How K-12 districts are continuing to feed students through school closures
As schools nationwide face extended COVID-19 closures, school nutrition professionals are racing the clock to ensure needy students don’t go hungry. On a normal school day, nearly 22 million students nationwide depend on free or reduced-price school meals.
School meal program leaders face a variety of challenges as they implement plans to continue some form of meal service for these at-risk students during closures.
Emergency feeding-plan survey results
The School Nutrition Association surveyed school meal program directors about their emergency feeding plans. The survey, conducted March 12-16, yielded responses from 1,769 districts representing 39,978 schools. Most districts (1,211) were either engaged in or planning emergency meals or food assistance for students during closures.
Descriptions of feeding plans varied widely, but most districts are offering grab-and-go meals at a limited number of schools, often for drive-thru pickup in the school bus loop or parking lot to maximize social distancing. Some districts allow students to receive two meals per day, while others are providing multiple days’ worth of grab-and-go meals at one time, based on approval from state agencies. Many respondents cited additional plans to deliver meals to approved community sites or apartment complexes for distribution to high-need areas or utilize school bus routes to drop off meals throughout the community.
District administrators should be aware of the numerous regulatory impediments that have hindered the efficient execution of these emergency feeding plans. The U.S. Department of Agriculture allowed states to request waivers permitting schools eligible to operate summer meal programs to serve grab-and-go meals during COVID-19 closures, but the process has been cumbersome for school nutrition staff.
As child nutrition director for Brandon Valley School District in South Dakota, I was fortunate because my program already operated a summer food service program. However, before we could begin to serve our 4,400 students, we had to spend 24 hours completing forms, submitting online applications, requesting waivers, and seeking approval from our state agency. Schools where fewer than 50% of students qualify for free or reduced-price meals face even greater regulatory hurdles to serve their needy students.

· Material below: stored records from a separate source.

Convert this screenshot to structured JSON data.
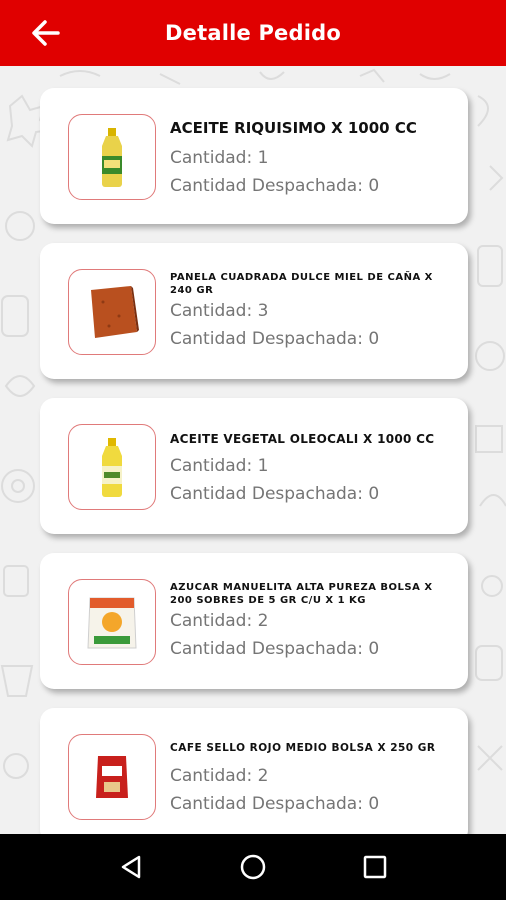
{
  "header": {
    "title": "Detalle Pedido",
    "back_icon": "arrow-left-icon",
    "color": "#e00000"
  },
  "items": [
    {
      "name": "ACEITE RIQUISIMO X 1000 CC",
      "quantity": "Cantidad: 1",
      "dispatched": "Cantidad Despachada: 0",
      "image": "oil-bottle-image"
    },
    {
      "name": "PANELA CUADRADA DULCE MIEL DE CAÑA X 240 GR",
      "quantity": "Cantidad: 3",
      "dispatched": "Cantidad Despachada: 0",
      "image": "panela-block-image"
    },
    {
      "name": "ACEITE VEGETAL OLEOCALI X 1000 CC",
      "quantity": "Cantidad: 1",
      "dispatched": "Cantidad Despachada: 0",
      "image": "oil-bottle-image"
    },
    {
      "name": "AZUCAR MANUELITA ALTA PUREZA BOLSA X 200 SOBRES DE 5 GR C/U X 1 KG",
      "quantity": "Cantidad: 2",
      "dispatched": "Cantidad Despachada: 0",
      "image": "sugar-bag-image"
    },
    {
      "name": "CAFE SELLO ROJO MEDIO BOLSA X 250 GR",
      "quantity": "Cantidad: 2",
      "dispatched": "Cantidad Despachada: 0",
      "image": "coffee-bag-image"
    }
  ],
  "navigation": {
    "back": "triangle-back-icon",
    "home": "circle-home-icon",
    "recents": "square-recents-icon"
  }
}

We are grateful to Congress and USDA for their efforts to address these problems and hope the recently passed Families First Coronavirus Response Act will ease these burdens, but school meal programs will continue to confront a variety of complex challenges. For instance, as schools nationwide require teachers and staff to shelter at home, how can we ensure the food service team stays safe when preparing and serving meals? How can we maintain social distancing when families come to our feeding sites to receive meals? And as cities restrict public transportation, how do we ensure staff and students can access these feeding locations?
As we plan for extended closures, I worry about supply chain limitations, staff availability and how we can sustain service for our students and families—many of whom are newly facing food insecurity due to loss of work or income during the coronavirus closures.
Service sustainability concerns
This week, as South Dakota braced for more winter weather, our district mobilized to prepare three days’ worth of meals—breakfast and lunch—to distribute to families at our feeding sites. Addressing the needs of our community required the help of our sheriff’s department as we had a line of more than 50 cars waiting to pick up meals.
As we plan for extended closures, I worry about supply chain limitations, staff availability and how we can sustain service for our students and families—many of whom are newly facing food insecurity due to loss of work or income during the coronavirus closures. I’m also worried about the financial sustainability of school meal programs, which depend almost entirely on cafeteria sales and federal reimbursements for meals served.
As school closures persist, school nutrition staff and their programs will require the full support of district administrators, continued flexibility from regulatory requirements, and financial support to return to normal operations when school resumes.
Gay Anderson is president of the School Nutrition Association (SNA) and the child nutrition director for Brandon Valley School District in South Dakota. SNA is a national nonprofit representing more than 55,000 school nutrition professionals across the country.